Skip to content Skip to navigation
September 12, 2017 - 12:00am

How the Crisis Strengthened Europe: The ESM, a Crucial Innovation to Make the Euro More Robust

How the Crisis Strengthened Europe: The ESM, a Crucial Innovation to Make the Euro More Robust

About the speaker:
Kalin Anev Janse is Secretary General of the European Stability Mechanism (ESM). He is responsible for funding and investor relations, asset/liability management and lending, corporate governance and shareholder relations, and technology and operations. 
Kalin previously worked for the European Investment Bank. Prior to this, he worked as a corporate finance advisor for McKinsey & Company. He has also worked in investment banking at JPMorgan. He studied MSc. Business Administration in Strategic Management at the Rotterdam School of Management and Wharton School University of Pennsylvania.
About the European Stability Mechanism:
The European Stability Mechanism was founded in October 2012, taking over from its temporary sister organization the European Financial Stability Facility (EFSF), as part of Europe’s response to the sovereign debt crisis.  The ESM’s mandate is to provide financing to countries of the euro zone that have lost access to the capital markets in return for conditionality. 
Unlike the IMF, the ESM raises its own funding through the issuance of bonds in the capital markets. Using a diversified funding strategy, all proceeds are pooled and then disbursed to beneficiary Member States. Due to its mandate, the ESM seeks to raise funds in all market conditions and plans to launch a strategic dollar issuance program to broaden its investor base and achieve funding cost advantages. The ESM USD inaugural transaction will take place in the fourth quarter of 2017, subject to market conditions.
The EFSF and ESM have so far disbursed €254.5 billion to five countries (Ireland, Portugal, Greece, Spain, and Cyprus). This is three times more than the IMF over the same time period. Due to the ESM’s low-cost funding and reform conditionality, ‘success stories’ have emerged from the crisis; Greece is the only country still under a macro-economic assistance program.

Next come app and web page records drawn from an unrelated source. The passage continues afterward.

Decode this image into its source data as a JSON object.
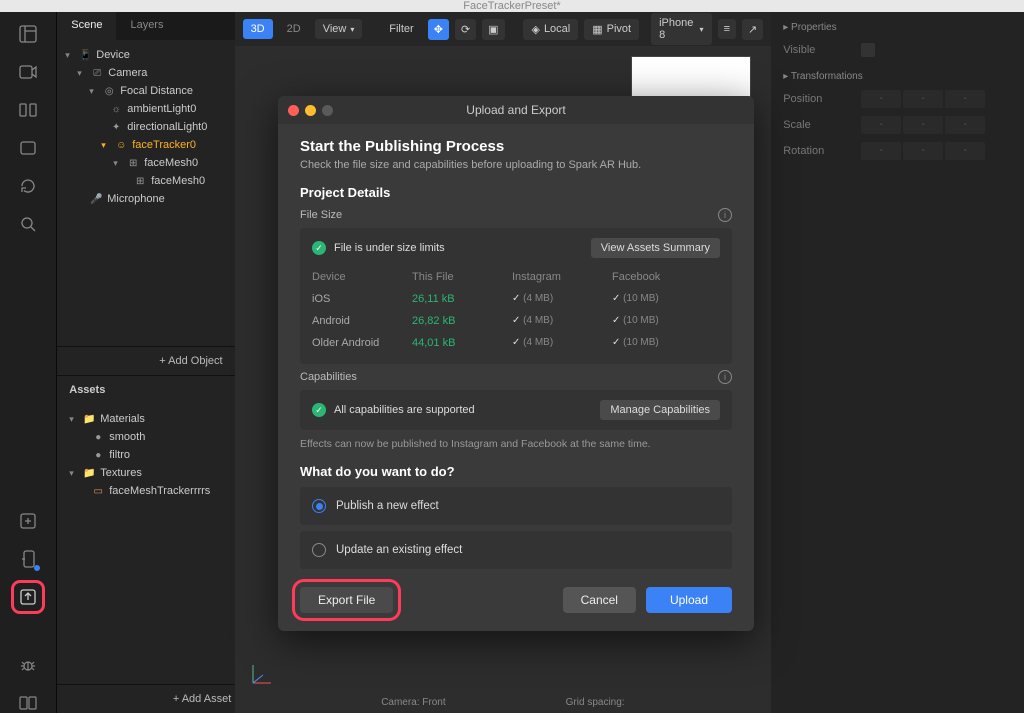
{
  "window_title": "FaceTrackerPreset*",
  "scene_tabs": {
    "scene": "Scene",
    "layers": "Layers"
  },
  "tree": {
    "device": "Device",
    "camera": "Camera",
    "focal": "Focal Distance",
    "ambient": "ambientLight0",
    "directional": "directionalLight0",
    "facetracker": "faceTracker0",
    "facemesh0a": "faceMesh0",
    "facemesh0b": "faceMesh0",
    "microphone": "Microphone"
  },
  "add_object": "+  Add Object",
  "assets": {
    "heading": "Assets",
    "materials": "Materials",
    "smooth": "smooth",
    "filtro": "filtro",
    "textures": "Textures",
    "facemeshtex": "faceMeshTrackerrrrs",
    "add_asset": "+  Add Asset"
  },
  "toolbar": {
    "b3d": "3D",
    "b2d": "2D",
    "view": "View",
    "filter": "Filter",
    "local": "Local",
    "pivot": "Pivot",
    "device": "iPhone 8"
  },
  "properties": {
    "heading": "Properties",
    "visible": "Visible",
    "transformations": "Transformations",
    "position": "Position",
    "scale": "Scale",
    "rotation": "Rotation",
    "dash": "-"
  },
  "status": {
    "camera": "Camera: Front",
    "grid": "Grid spacing:"
  },
  "modal": {
    "title": "Upload and Export",
    "h2": "Start the Publishing Process",
    "sub": "Check the file size and capabilities before uploading to Spark AR Hub.",
    "details": "Project Details",
    "filesize": "File Size",
    "under_limits": "File is under size limits",
    "view_summary": "View Assets Summary",
    "cols": {
      "device": "Device",
      "thisfile": "This File",
      "instagram": "Instagram",
      "facebook": "Facebook"
    },
    "rows": [
      {
        "device": "iOS",
        "size": "26,11 kB",
        "ig": "(4 MB)",
        "fb": "(10 MB)"
      },
      {
        "device": "Android",
        "size": "26,82 kB",
        "ig": "(4 MB)",
        "fb": "(10 MB)"
      },
      {
        "device": "Older Android",
        "size": "44,01 kB",
        "ig": "(4 MB)",
        "fb": "(10 MB)"
      }
    ],
    "capabilities": "Capabilities",
    "cap_ok": "All capabilities are supported",
    "manage_cap": "Manage Capabilities",
    "note": "Effects can now be published to Instagram and Facebook at the same time.",
    "want": "What do you want to do?",
    "publish": "Publish a new effect",
    "update": "Update an existing effect",
    "export": "Export File",
    "cancel": "Cancel",
    "upload": "Upload"
  }
}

SIEPR Gunn Building 366 Galvez St. Stanford University


By Invitation Only

Ellen Moore